Tuesday, January 16, 2007

The Empire Strikes Back

Last week's decision by President Mwai Kibaki to tear up the 1997 IPPG "Gentleman's Agreement" is the latest blast from a new wind of change sweeping Africa. Throughout the continent, the former champions of democratic and transparent government, the very people who were expected to usher in Africa's Century, are sadly changing into a familiar form -the Big Man. Kibaki now joins Uganda's Yoweri Museveni, Nigeria's Obasanjo and Ethiopia's Meles Zenawi who have discarded the democratic rule book in a bid to extend their tenures and eradicate dissent.

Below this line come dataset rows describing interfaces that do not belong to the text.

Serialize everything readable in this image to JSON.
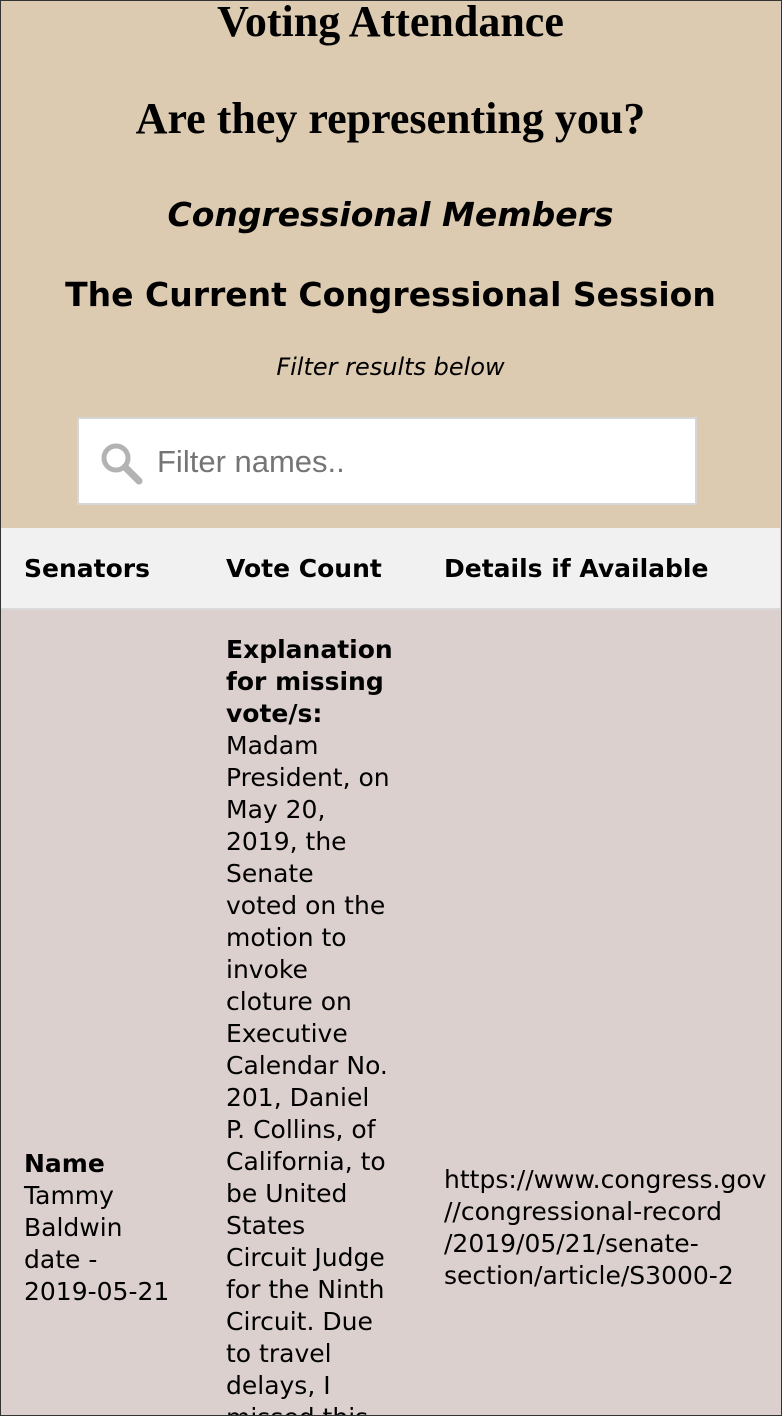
{
  "header": {
    "title": "Voting Attendance",
    "subtitle": "Are they representing you?",
    "members_heading": "Congressional Members",
    "session_heading": "The Current Congressional Session",
    "filter_note": "Filter results below"
  },
  "search": {
    "placeholder": "Filter names..",
    "value": "",
    "icon": "search-icon"
  },
  "table": {
    "columns": [
      "Senators",
      "Vote Count",
      "Details if Available"
    ],
    "rows": [
      {
        "name_label": "Name",
        "name_lines": [
          "Tammy",
          "Baldwin",
          "date -",
          "2019-05-21"
        ],
        "explanation_label_lines": [
          "Explanation",
          "for missing",
          "vote/s:"
        ],
        "explanation_lines": [
          "Madam",
          "President, on",
          "May 20,",
          "2019, the",
          "Senate",
          "voted on the",
          "motion to",
          "invoke",
          "cloture on",
          "Executive",
          "Calendar No.",
          "201, Daniel",
          "P. Collins, of",
          "California, to",
          "be United",
          "States",
          "Circuit Judge",
          "for the Ninth",
          "Circuit. Due",
          "to travel",
          "delays, I",
          "missed this"
        ],
        "details_lines": [
          "https://www.congress.gov",
          "//congressional-record",
          "/2019/05/21/senate-",
          "section/article/S3000-2"
        ]
      }
    ]
  }
}
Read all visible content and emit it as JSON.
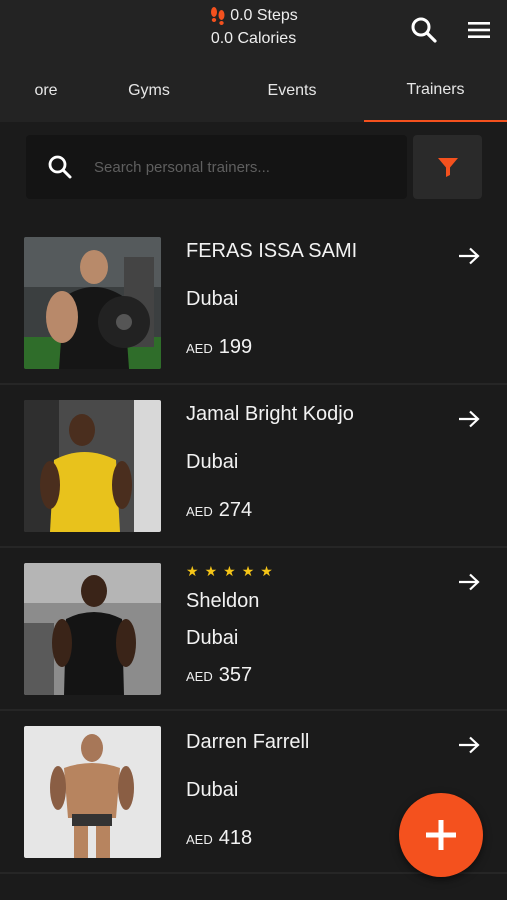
{
  "header": {
    "steps": "0.0 Steps",
    "calories": "0.0 Calories"
  },
  "tabs": [
    {
      "label": "ore"
    },
    {
      "label": "Gyms"
    },
    {
      "label": "Events"
    },
    {
      "label": "Trainers",
      "active": true
    }
  ],
  "search": {
    "placeholder": "Search personal trainers..."
  },
  "trainers": [
    {
      "name": "FERAS ISSA SAMI",
      "city": "Dubai",
      "currency": "AED",
      "price": "199",
      "rating": 0
    },
    {
      "name": "Jamal Bright Kodjo",
      "city": "Dubai",
      "currency": "AED",
      "price": "274",
      "rating": 0
    },
    {
      "name": "Sheldon",
      "city": "Dubai",
      "currency": "AED",
      "price": "357",
      "rating": 5
    },
    {
      "name": "Darren Farrell",
      "city": "Dubai",
      "currency": "AED",
      "price": "418",
      "rating": 0
    }
  ],
  "colors": {
    "accent": "#f4511e",
    "star": "#f5c518",
    "background": "#1b1b1b"
  },
  "icons": {
    "header_search": "search-icon",
    "menu": "hamburger-menu-icon",
    "filter": "funnel-icon",
    "detail": "arrow-right-icon",
    "add": "plus-icon"
  }
}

For a while, I thought Kenya would prove immune to this. After all, our 2002 elections were hailed far and wide as an example to the rest of the continent. Even when Kibaki reneged on promises not to interfere with talks on a new constitution, failed to punish corruption within his Cabinet and kept silent as his wife and government goons intimidated the media, I always thought that he would not be so rash as to try and take away that which, above all else, we had fought so hard for -our right to replace him in a free and fair election.

In hindsight, this was naive. Why should Kenya be different from Ethiopia or Uganda? On this Animal Farm, democracy is locked in a continuing struggle against the darker impulses of dictatorship and we should never have imagined that with the election of NARC, we had earned five years of respite from that conflict. But we did. After we expelled Daniel "Mr. Jones" Moi, we happily acquiesced in the death of Old Major, the civil society that had been the vehicle for change when the politicians failed us. We celebrated when the leading lights of this disparate band of organisations were co-opted into government. Now when, like Napoleon and Squealer, the pigs turn against us and seek to rewrite the rules on the barn wall, we find that we cannot distinguish between them and the KANU dictators.

So what to do? The nightmare of the last 5 years should teach us all one important lesson: we cannot afford to rely on the goodwill of anyone who wants to be President. We must always keep up our guard against the return of the Big Man. And though the political class will seek to present this as a fait accompli, we need to show them (Kibaki and the other pigs in both NARC-K and ODM) that our freedoms are not to be trifled with. We need to send out this message loud and clear by voting him out in such numbers that all the Electoral Commissioners in the world could not reverse it. And we need to revive civil society organisations such as the NCEC. Popular support for these would serve notice to the next State House tenant that we intend to keep him on a very short leash.

1 comment:

Anonymous said...

This was my two cents worth on the issue